Everyday Ethics: What Clinicians and Patients Say about Relationships and Why They Work
Since its inception, the field of bioethics has favored a principle-oriented approach, circling around a familiar triumvirate of autonomy, beneficence and justice. Yet in the routine encounters between clinicians and patients these principles, understood as action guides, play only a minor role. Relational capacities and the quality of clinical interactions are far more important aspects of medical and healthcare ethics. This talk presents results from 105 clinician and patient interviews focused on the morally important features of therapeutic relationships. Dr. Churchill argues that what is needed for sound bioethics and professional ethics is less application of principles and more appreciation of the rhythms of vulnerability and responsiveness.

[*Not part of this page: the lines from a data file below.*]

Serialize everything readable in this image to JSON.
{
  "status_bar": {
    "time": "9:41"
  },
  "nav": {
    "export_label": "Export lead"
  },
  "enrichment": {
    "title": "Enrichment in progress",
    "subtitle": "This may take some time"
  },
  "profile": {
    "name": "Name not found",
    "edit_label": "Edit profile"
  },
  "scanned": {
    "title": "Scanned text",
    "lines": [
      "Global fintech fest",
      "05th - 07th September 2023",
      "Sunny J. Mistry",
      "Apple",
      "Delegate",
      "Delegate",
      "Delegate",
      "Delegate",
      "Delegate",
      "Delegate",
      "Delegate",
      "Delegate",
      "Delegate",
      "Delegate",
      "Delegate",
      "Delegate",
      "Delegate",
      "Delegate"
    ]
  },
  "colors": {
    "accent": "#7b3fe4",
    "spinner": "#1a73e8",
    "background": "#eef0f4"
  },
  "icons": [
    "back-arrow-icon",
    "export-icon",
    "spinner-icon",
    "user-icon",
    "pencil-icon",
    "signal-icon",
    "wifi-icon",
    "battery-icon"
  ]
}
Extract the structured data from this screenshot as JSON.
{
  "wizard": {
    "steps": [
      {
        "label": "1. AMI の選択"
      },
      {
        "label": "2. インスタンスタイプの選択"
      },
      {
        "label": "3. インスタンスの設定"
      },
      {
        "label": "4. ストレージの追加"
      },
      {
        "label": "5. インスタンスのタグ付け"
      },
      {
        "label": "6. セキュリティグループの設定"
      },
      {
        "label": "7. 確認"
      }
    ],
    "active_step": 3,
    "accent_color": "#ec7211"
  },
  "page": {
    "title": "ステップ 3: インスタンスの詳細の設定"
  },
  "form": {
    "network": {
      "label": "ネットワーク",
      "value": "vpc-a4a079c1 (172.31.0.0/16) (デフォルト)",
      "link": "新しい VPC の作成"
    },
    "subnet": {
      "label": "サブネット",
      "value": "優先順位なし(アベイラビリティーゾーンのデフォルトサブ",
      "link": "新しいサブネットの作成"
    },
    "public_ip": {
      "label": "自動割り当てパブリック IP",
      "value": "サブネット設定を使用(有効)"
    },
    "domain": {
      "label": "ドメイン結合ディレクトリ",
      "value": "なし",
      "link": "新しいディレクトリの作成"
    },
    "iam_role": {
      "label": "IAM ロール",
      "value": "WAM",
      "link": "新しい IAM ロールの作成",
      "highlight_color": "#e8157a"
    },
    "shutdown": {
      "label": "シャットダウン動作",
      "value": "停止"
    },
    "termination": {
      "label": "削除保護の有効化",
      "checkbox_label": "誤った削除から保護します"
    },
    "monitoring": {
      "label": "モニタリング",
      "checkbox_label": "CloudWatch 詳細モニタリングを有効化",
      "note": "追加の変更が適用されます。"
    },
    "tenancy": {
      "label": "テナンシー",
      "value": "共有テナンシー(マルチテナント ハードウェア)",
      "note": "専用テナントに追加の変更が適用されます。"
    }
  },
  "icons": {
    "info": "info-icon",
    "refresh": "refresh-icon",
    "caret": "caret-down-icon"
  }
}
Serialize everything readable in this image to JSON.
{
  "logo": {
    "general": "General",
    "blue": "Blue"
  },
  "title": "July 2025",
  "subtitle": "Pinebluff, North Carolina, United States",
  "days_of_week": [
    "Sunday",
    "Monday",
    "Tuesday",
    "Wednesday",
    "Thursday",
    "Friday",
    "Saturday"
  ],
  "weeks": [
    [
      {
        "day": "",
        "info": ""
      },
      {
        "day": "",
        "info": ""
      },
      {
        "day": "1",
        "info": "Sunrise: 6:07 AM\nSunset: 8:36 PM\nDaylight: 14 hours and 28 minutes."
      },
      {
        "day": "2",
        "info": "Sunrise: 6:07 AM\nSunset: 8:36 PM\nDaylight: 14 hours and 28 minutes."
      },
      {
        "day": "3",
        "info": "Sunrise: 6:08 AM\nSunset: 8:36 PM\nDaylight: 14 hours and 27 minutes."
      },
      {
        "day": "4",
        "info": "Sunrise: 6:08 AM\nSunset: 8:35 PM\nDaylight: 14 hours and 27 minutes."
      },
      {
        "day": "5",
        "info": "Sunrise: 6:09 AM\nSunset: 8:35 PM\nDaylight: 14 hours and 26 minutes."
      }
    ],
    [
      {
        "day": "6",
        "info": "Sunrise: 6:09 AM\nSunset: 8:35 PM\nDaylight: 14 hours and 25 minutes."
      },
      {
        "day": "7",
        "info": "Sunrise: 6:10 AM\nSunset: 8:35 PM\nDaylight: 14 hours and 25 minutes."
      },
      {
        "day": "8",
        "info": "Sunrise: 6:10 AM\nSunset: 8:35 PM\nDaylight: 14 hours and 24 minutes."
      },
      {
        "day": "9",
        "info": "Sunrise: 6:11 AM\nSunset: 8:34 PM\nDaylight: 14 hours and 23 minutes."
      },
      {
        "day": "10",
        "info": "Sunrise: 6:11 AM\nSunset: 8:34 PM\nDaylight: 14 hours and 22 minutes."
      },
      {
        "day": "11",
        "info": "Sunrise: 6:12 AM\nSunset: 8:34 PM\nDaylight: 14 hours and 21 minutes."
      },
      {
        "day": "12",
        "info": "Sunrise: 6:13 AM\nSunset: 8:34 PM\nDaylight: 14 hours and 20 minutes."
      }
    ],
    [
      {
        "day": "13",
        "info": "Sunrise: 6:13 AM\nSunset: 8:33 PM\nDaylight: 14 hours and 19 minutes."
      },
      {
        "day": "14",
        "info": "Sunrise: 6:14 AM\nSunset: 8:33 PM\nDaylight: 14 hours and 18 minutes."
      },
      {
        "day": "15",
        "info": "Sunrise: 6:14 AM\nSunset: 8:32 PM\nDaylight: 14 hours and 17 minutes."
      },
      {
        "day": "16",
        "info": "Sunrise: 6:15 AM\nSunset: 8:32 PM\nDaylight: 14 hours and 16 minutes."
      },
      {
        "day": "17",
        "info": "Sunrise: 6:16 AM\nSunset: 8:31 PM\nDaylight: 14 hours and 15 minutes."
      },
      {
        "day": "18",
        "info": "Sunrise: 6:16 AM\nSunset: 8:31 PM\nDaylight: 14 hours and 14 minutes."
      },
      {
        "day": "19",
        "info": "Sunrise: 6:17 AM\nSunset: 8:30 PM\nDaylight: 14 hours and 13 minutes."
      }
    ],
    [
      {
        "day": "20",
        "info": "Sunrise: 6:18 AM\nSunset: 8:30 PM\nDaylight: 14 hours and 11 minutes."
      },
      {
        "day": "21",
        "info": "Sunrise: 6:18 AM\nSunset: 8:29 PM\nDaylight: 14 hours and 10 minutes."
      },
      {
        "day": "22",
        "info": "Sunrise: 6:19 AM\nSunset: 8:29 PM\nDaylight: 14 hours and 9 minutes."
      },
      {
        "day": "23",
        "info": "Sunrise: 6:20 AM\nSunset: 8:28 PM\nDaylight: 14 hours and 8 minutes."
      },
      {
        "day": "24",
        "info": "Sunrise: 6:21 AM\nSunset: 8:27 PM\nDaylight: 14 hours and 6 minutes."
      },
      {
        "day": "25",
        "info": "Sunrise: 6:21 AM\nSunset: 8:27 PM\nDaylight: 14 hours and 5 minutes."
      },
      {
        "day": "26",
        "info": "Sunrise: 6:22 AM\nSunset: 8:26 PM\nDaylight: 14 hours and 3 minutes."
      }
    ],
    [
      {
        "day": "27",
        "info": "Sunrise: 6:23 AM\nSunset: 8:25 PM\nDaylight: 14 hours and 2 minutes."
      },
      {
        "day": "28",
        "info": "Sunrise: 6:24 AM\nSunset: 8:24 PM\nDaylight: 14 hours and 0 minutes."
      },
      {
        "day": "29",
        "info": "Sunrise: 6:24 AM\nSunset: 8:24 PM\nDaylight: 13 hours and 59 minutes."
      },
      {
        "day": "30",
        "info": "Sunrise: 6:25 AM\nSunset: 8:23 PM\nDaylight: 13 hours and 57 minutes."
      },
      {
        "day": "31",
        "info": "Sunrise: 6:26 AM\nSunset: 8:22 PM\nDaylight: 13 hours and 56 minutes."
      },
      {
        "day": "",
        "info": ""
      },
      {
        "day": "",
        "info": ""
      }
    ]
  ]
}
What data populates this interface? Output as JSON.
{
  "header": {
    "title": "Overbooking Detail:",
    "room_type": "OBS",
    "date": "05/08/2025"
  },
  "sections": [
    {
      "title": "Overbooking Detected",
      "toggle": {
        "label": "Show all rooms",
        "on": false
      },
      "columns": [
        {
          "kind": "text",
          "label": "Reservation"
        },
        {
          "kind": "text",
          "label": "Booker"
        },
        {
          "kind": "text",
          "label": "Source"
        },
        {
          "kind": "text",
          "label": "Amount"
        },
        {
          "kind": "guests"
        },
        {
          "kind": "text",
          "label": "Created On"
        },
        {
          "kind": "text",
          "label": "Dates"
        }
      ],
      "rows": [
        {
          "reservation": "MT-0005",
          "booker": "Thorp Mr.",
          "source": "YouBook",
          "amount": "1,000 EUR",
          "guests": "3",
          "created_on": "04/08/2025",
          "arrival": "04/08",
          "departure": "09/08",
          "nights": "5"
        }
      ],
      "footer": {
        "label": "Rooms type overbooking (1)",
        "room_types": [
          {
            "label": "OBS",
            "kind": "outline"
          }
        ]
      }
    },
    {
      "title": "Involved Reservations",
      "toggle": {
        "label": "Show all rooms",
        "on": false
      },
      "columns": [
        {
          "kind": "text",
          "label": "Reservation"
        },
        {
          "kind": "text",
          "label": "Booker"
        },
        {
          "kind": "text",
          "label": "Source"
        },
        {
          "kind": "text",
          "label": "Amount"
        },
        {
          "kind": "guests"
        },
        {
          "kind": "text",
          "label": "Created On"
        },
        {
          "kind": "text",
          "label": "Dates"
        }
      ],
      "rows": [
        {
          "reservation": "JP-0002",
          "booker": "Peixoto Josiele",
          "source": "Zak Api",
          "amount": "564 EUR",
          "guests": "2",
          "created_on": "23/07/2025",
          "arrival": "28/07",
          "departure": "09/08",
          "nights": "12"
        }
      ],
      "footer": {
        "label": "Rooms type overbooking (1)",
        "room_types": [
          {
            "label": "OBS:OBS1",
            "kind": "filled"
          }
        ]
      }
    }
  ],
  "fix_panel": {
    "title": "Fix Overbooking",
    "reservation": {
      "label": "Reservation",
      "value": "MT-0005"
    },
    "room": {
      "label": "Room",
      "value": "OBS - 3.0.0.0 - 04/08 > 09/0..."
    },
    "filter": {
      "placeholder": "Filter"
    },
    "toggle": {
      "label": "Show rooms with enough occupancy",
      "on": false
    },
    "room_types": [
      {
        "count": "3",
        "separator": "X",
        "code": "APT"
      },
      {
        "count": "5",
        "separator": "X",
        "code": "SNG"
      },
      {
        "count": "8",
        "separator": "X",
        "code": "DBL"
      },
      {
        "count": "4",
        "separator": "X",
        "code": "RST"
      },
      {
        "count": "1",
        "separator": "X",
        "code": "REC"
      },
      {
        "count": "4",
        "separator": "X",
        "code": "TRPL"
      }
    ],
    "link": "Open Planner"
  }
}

Larry Churchill, PhD
Ann Geddes Stahlman Professor of Medical Ethics at Vanderbilt University
Recorded September 25, 2012